Why Writing Down What You Eat Can Help You Lose Weight

The word accountability sounds important and a little intimidating. It’s defined as an obligation or willingness to accept responsibility; to account for one’s own actions. When you are taking on the challenge of making a lifestyle change around nutrition, it is proven that those who keep a food journal will experience more success. It is one of the first habits we teach clients in our coaching program for a variety of reasons.

 

There are several options today that make writing down everything you eat fit with your busy lifestyle. As they say “There’s an app for that” as in- My Fitness Pal, Evernote or Food Journal just to name a few. You can always use the old pen and paper method as well. I prefer the second because food journaling is more than just writing down what you eat. Food journaling offers a number of different benefits.

 

  1. Raises Awareness

 

Besides just writing down the food eaten, we encourage clients to also record how they feel (hunger/cravings), their thoughts and feelings surrounding food, energy level and any health symptoms they might be experiencing. This gives you a great deal of insight about how the food you are eating is impacting your body. For example, if you are experiencing a daily headache in the afternoon after eating yogurt for breakfast, then this could possibly mean you have an intolerance to dairy. Remove it from your diet and see if the symptoms improve. You will also think twice before slipping in a few chips if you have to write them down.  If your energy level is running low, maybe you aren’t eating enough and your food journal will reflect this.
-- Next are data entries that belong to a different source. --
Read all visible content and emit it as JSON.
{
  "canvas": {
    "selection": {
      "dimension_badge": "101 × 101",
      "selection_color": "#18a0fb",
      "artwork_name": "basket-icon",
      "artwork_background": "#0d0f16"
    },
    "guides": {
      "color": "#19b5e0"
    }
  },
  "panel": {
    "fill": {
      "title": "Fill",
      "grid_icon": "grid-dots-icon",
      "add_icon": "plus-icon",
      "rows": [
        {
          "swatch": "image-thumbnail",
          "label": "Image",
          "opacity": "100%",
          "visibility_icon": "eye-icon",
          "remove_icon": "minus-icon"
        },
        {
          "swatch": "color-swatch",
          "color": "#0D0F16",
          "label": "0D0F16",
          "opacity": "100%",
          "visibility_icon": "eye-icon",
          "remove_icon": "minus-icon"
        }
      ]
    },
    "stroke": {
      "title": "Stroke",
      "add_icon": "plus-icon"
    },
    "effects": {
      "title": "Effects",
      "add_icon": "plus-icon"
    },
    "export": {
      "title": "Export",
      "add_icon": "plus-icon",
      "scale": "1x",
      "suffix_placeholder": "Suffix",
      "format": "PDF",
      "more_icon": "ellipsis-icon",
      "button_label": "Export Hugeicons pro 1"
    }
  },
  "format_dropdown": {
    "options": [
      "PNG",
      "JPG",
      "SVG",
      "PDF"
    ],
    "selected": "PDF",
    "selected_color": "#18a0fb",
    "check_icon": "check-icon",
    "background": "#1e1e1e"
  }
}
  1. Areas of change

 

By writing down your food, you will visually see where you need to make a change. As humans, we grossly under estimate what we eat and how much we eat. Areas that need to be changed sometimes will be blatantly obvious when you see how many chips and cookies you put away in a week. You will see if you are eating too many simple carbohydrates versus complex, not eating lean protein at every meal or if the volume of vegetables has fallen off over time.

 

  1. Sparks

 

Food journaling will help you identify things causing you to overeat and under eat. An example of how this works shows in this scenario. Every Wednesday is a big day of meetings at work. There are deadlines and lots of stress involved plus they order pizza for your “working” lunch. You overeat because of the stress and pizza is well your “kryptonite” as I like to call it. In steps the Food Journal. When the scale fails to move, review your food journal. If all your other meals are spot on except Wednesdays, you have found a potential problem. Now you can come up with a plan that will help you stay on track on Wednesdays to keep moving toward your goal. You may also note that you over eat as a response to stress.

 

You will gain a wealth of knowledge from a food journal if done properly. It really is key for learning what foods impact you and it’s a great accountability partner when you are beginning a behavior change. As with all our habits, if you can’t score compliance at a 7 or greater on the change ruler scale, then shrink it down. Instead of every meal start by just writing down your breakfast everyday. Find what is easiest and works best for you and start building on your successes. Be consistent and remember that focusing on less helps you achieve more.

Spread the Word!

Treves Janszen

Treves Janszen

Nutrition Coach at Thrive Fitness
Treves is a Level 1 Certified Nutrition Coach through Precision Nutrition. She has been involved with fitness & nutrition for almost 10 years. Along with being a Nutrition Coach, Treves has 30+ years of healthcare experience as a Registered Nurse. In her spare time, Treves like to read, cook and lay by the pool (when it's sunny, of course!).
Treves Janszen